[Records drawn from a dataset]

*-*-*

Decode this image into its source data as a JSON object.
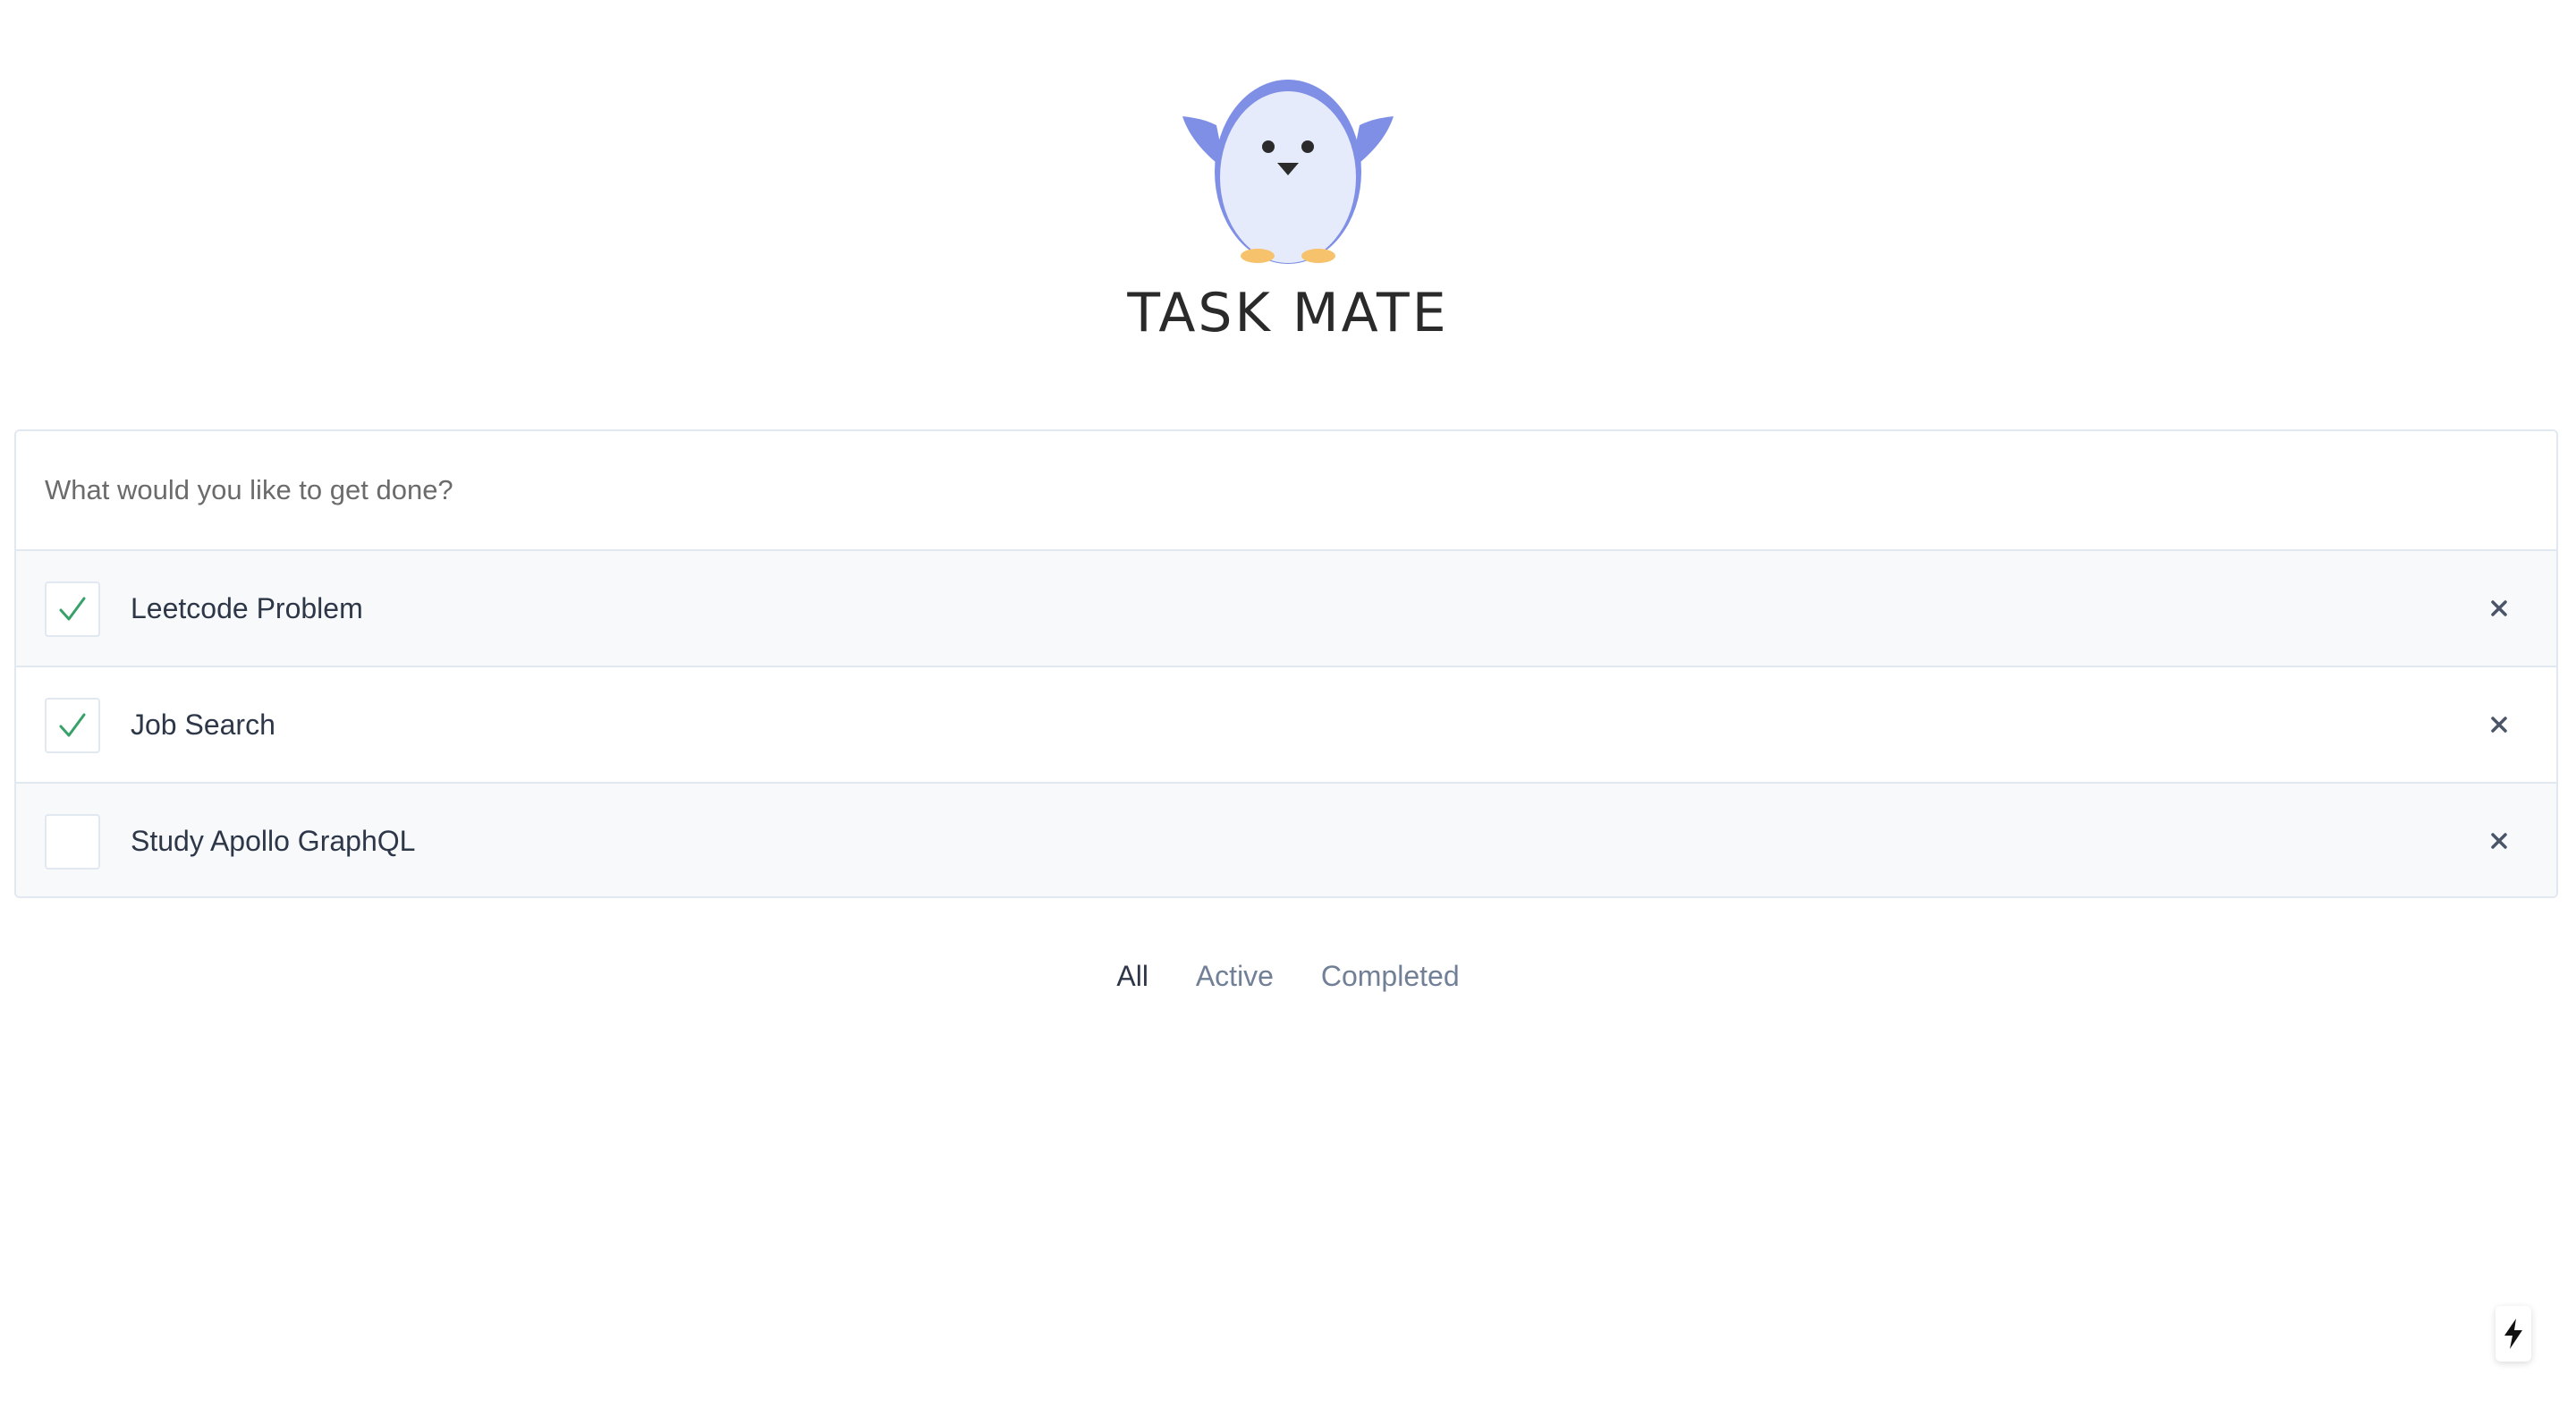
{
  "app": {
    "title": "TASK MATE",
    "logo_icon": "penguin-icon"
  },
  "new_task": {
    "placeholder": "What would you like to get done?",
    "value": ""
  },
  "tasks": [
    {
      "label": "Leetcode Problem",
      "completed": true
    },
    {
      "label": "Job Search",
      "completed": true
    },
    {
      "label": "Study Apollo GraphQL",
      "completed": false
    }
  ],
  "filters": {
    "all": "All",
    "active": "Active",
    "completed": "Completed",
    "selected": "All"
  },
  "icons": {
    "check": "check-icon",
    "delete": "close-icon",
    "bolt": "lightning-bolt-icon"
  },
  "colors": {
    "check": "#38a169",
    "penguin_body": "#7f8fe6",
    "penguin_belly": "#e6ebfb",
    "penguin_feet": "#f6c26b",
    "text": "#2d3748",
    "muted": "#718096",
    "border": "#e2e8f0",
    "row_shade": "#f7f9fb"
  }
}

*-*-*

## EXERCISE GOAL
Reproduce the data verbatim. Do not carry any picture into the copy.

## RESULT FOR THIS TASK
Decode this image into its source data as a JSON object.
{
  "app": {
    "title": "TASK MATE",
    "logo_icon": "penguin-icon"
  },
  "new_task": {
    "placeholder": "What would you like to get done?",
    "value": ""
  },
  "tasks": [
    {
      "label": "Leetcode Problem",
      "completed": true
    },
    {
      "label": "Job Search",
      "completed": true
    },
    {
      "label": "Study Apollo GraphQL",
      "completed": false
    }
  ],
  "filters": {
    "all": "All",
    "active": "Active",
    "completed": "Completed",
    "selected": "All"
  },
  "icons": {
    "check": "check-icon",
    "delete": "close-icon",
    "bolt": "lightning-bolt-icon"
  },
  "colors": {
    "check": "#38a169",
    "penguin_body": "#7f8fe6",
    "penguin_belly": "#e6ebfb",
    "penguin_feet": "#f6c26b",
    "text": "#2d3748",
    "muted": "#718096",
    "border": "#e2e8f0",
    "row_shade": "#f7f9fb"
  }
}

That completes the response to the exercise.